Prompt | Your task is to repeat the entries exactly. Leave the pictures out.

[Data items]
********************
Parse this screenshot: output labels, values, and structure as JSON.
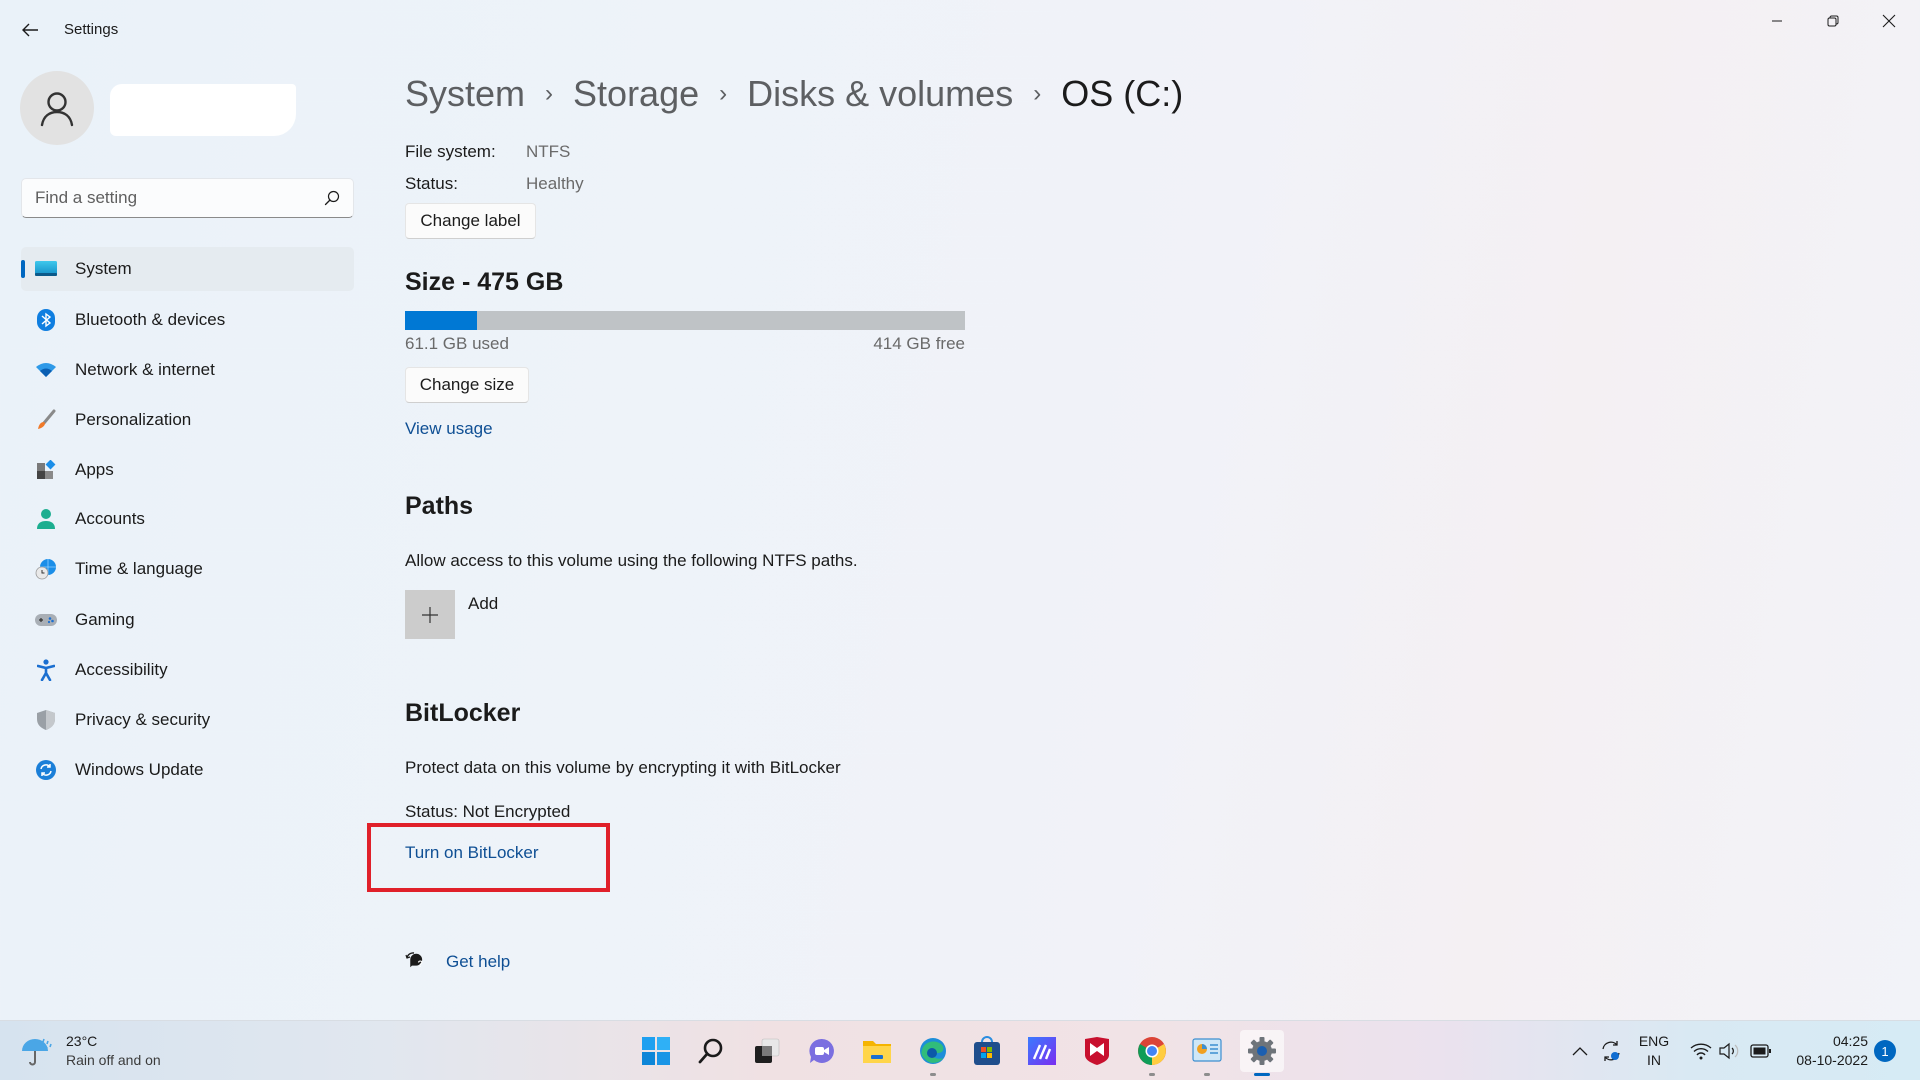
{
  "window": {
    "title": "Settings",
    "back_icon": "back-arrow-icon",
    "controls": {
      "minimize": "minimize-icon",
      "maximize": "restore-icon",
      "close": "close-icon"
    }
  },
  "profile": {
    "avatar_icon": "person-icon",
    "name": ""
  },
  "search": {
    "placeholder": "Find a setting",
    "value": "",
    "icon": "search-icon"
  },
  "sidebar": {
    "selected": "System",
    "accent": "#0067c0",
    "items": [
      {
        "label": "System",
        "icon": "system-monitor-icon"
      },
      {
        "label": "Bluetooth & devices",
        "icon": "bluetooth-icon"
      },
      {
        "label": "Network & internet",
        "icon": "wifi-icon"
      },
      {
        "label": "Personalization",
        "icon": "paintbrush-icon"
      },
      {
        "label": "Apps",
        "icon": "apps-icon"
      },
      {
        "label": "Accounts",
        "icon": "account-icon"
      },
      {
        "label": "Time & language",
        "icon": "globe-clock-icon"
      },
      {
        "label": "Gaming",
        "icon": "gamepad-icon"
      },
      {
        "label": "Accessibility",
        "icon": "accessibility-icon"
      },
      {
        "label": "Privacy & security",
        "icon": "shield-icon"
      },
      {
        "label": "Windows Update",
        "icon": "update-icon"
      }
    ]
  },
  "breadcrumb": {
    "items": [
      "System",
      "Storage",
      "Disks & volumes",
      "OS (C:)"
    ],
    "separator": "›"
  },
  "volume": {
    "file_system_label": "File system:",
    "file_system_value": "NTFS",
    "status_label": "Status:",
    "status_value": "Healthy",
    "change_label_button": "Change label"
  },
  "size": {
    "title": "Size - 475 GB",
    "total_gb": 475,
    "used_gb": 61.1,
    "free_gb": 414,
    "used_fraction": 0.1286,
    "used_text": "61.1 GB used",
    "free_text": "414 GB free",
    "change_size_button": "Change size",
    "view_usage_link": "View usage",
    "used_color": "#0078d4",
    "track_color": "#bfc3c6"
  },
  "paths": {
    "title": "Paths",
    "description": "Allow access to this volume using the following NTFS paths.",
    "add_label": "Add",
    "add_icon": "plus-icon"
  },
  "bitlocker": {
    "title": "BitLocker",
    "description": "Protect data on this volume by encrypting it with BitLocker",
    "status": "Status: Not Encrypted",
    "turn_on_link": "Turn on BitLocker",
    "highlight_color": "#e0202a"
  },
  "help": {
    "label": "Get help",
    "icon": "help-chat-icon"
  },
  "taskbar": {
    "weather": {
      "temp": "23°C",
      "condition": "Rain off and on",
      "icon": "rain-umbrella-icon"
    },
    "apps": [
      {
        "name": "start",
        "icon": "windows-start-icon",
        "state": "none"
      },
      {
        "name": "search",
        "icon": "search-icon",
        "state": "none"
      },
      {
        "name": "task-view",
        "icon": "task-view-icon",
        "state": "none"
      },
      {
        "name": "chat",
        "icon": "teams-chat-icon",
        "state": "none"
      },
      {
        "name": "file-explorer",
        "icon": "folder-icon",
        "state": "none"
      },
      {
        "name": "edge",
        "icon": "edge-browser-icon",
        "state": "running"
      },
      {
        "name": "store",
        "icon": "store-icon",
        "state": "none"
      },
      {
        "name": "mcafee-ai",
        "icon": "ai-app-icon",
        "state": "none"
      },
      {
        "name": "mcafee",
        "icon": "mcafee-shield-icon",
        "state": "none"
      },
      {
        "name": "chrome",
        "icon": "chrome-icon",
        "state": "running"
      },
      {
        "name": "control-panel",
        "icon": "control-panel-icon",
        "state": "running"
      },
      {
        "name": "settings",
        "icon": "settings-gear-icon",
        "state": "active"
      }
    ],
    "tray": {
      "overflow_icon": "chevron-up-icon",
      "sync_icon": "sync-icon",
      "lang_line1": "ENG",
      "lang_line2": "IN",
      "wifi_icon": "wifi-icon",
      "volume_icon": "volume-icon",
      "battery_icon": "battery-icon",
      "time": "04:25",
      "date": "08-10-2022",
      "notification_count": "1"
    }
  }
}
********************
Response box |
Parse this screenshot: output labels, values, and structure as JSON.
{
  "window": {
    "title": "Settings",
    "back_icon": "back-arrow-icon",
    "controls": {
      "minimize": "minimize-icon",
      "maximize": "restore-icon",
      "close": "close-icon"
    }
  },
  "profile": {
    "avatar_icon": "person-icon",
    "name": ""
  },
  "search": {
    "placeholder": "Find a setting",
    "value": "",
    "icon": "search-icon"
  },
  "sidebar": {
    "selected": "System",
    "accent": "#0067c0",
    "items": [
      {
        "label": "System",
        "icon": "system-monitor-icon"
      },
      {
        "label": "Bluetooth & devices",
        "icon": "bluetooth-icon"
      },
      {
        "label": "Network & internet",
        "icon": "wifi-icon"
      },
      {
        "label": "Personalization",
        "icon": "paintbrush-icon"
      },
      {
        "label": "Apps",
        "icon": "apps-icon"
      },
      {
        "label": "Accounts",
        "icon": "account-icon"
      },
      {
        "label": "Time & language",
        "icon": "globe-clock-icon"
      },
      {
        "label": "Gaming",
        "icon": "gamepad-icon"
      },
      {
        "label": "Accessibility",
        "icon": "accessibility-icon"
      },
      {
        "label": "Privacy & security",
        "icon": "shield-icon"
      },
      {
        "label": "Windows Update",
        "icon": "update-icon"
      }
    ]
  },
  "breadcrumb": {
    "items": [
      "System",
      "Storage",
      "Disks & volumes",
      "OS (C:)"
    ],
    "separator": "›"
  },
  "volume": {
    "file_system_label": "File system:",
    "file_system_value": "NTFS",
    "status_label": "Status:",
    "status_value": "Healthy",
    "change_label_button": "Change label"
  },
  "size": {
    "title": "Size - 475 GB",
    "total_gb": 475,
    "used_gb": 61.1,
    "free_gb": 414,
    "used_fraction": 0.1286,
    "used_text": "61.1 GB used",
    "free_text": "414 GB free",
    "change_size_button": "Change size",
    "view_usage_link": "View usage",
    "used_color": "#0078d4",
    "track_color": "#bfc3c6"
  },
  "paths": {
    "title": "Paths",
    "description": "Allow access to this volume using the following NTFS paths.",
    "add_label": "Add",
    "add_icon": "plus-icon"
  },
  "bitlocker": {
    "title": "BitLocker",
    "description": "Protect data on this volume by encrypting it with BitLocker",
    "status": "Status: Not Encrypted",
    "turn_on_link": "Turn on BitLocker",
    "highlight_color": "#e0202a"
  },
  "help": {
    "label": "Get help",
    "icon": "help-chat-icon"
  },
  "taskbar": {
    "weather": {
      "temp": "23°C",
      "condition": "Rain off and on",
      "icon": "rain-umbrella-icon"
    },
    "apps": [
      {
        "name": "start",
        "icon": "windows-start-icon",
        "state": "none"
      },
      {
        "name": "search",
        "icon": "search-icon",
        "state": "none"
      },
      {
        "name": "task-view",
        "icon": "task-view-icon",
        "state": "none"
      },
      {
        "name": "chat",
        "icon": "teams-chat-icon",
        "state": "none"
      },
      {
        "name": "file-explorer",
        "icon": "folder-icon",
        "state": "none"
      },
      {
        "name": "edge",
        "icon": "edge-browser-icon",
        "state": "running"
      },
      {
        "name": "store",
        "icon": "store-icon",
        "state": "none"
      },
      {
        "name": "mcafee-ai",
        "icon": "ai-app-icon",
        "state": "none"
      },
      {
        "name": "mcafee",
        "icon": "mcafee-shield-icon",
        "state": "none"
      },
      {
        "name": "chrome",
        "icon": "chrome-icon",
        "state": "running"
      },
      {
        "name": "control-panel",
        "icon": "control-panel-icon",
        "state": "running"
      },
      {
        "name": "settings",
        "icon": "settings-gear-icon",
        "state": "active"
      }
    ],
    "tray": {
      "overflow_icon": "chevron-up-icon",
      "sync_icon": "sync-icon",
      "lang_line1": "ENG",
      "lang_line2": "IN",
      "wifi_icon": "wifi-icon",
      "volume_icon": "volume-icon",
      "battery_icon": "battery-icon",
      "time": "04:25",
      "date": "08-10-2022",
      "notification_count": "1"
    }
  }
}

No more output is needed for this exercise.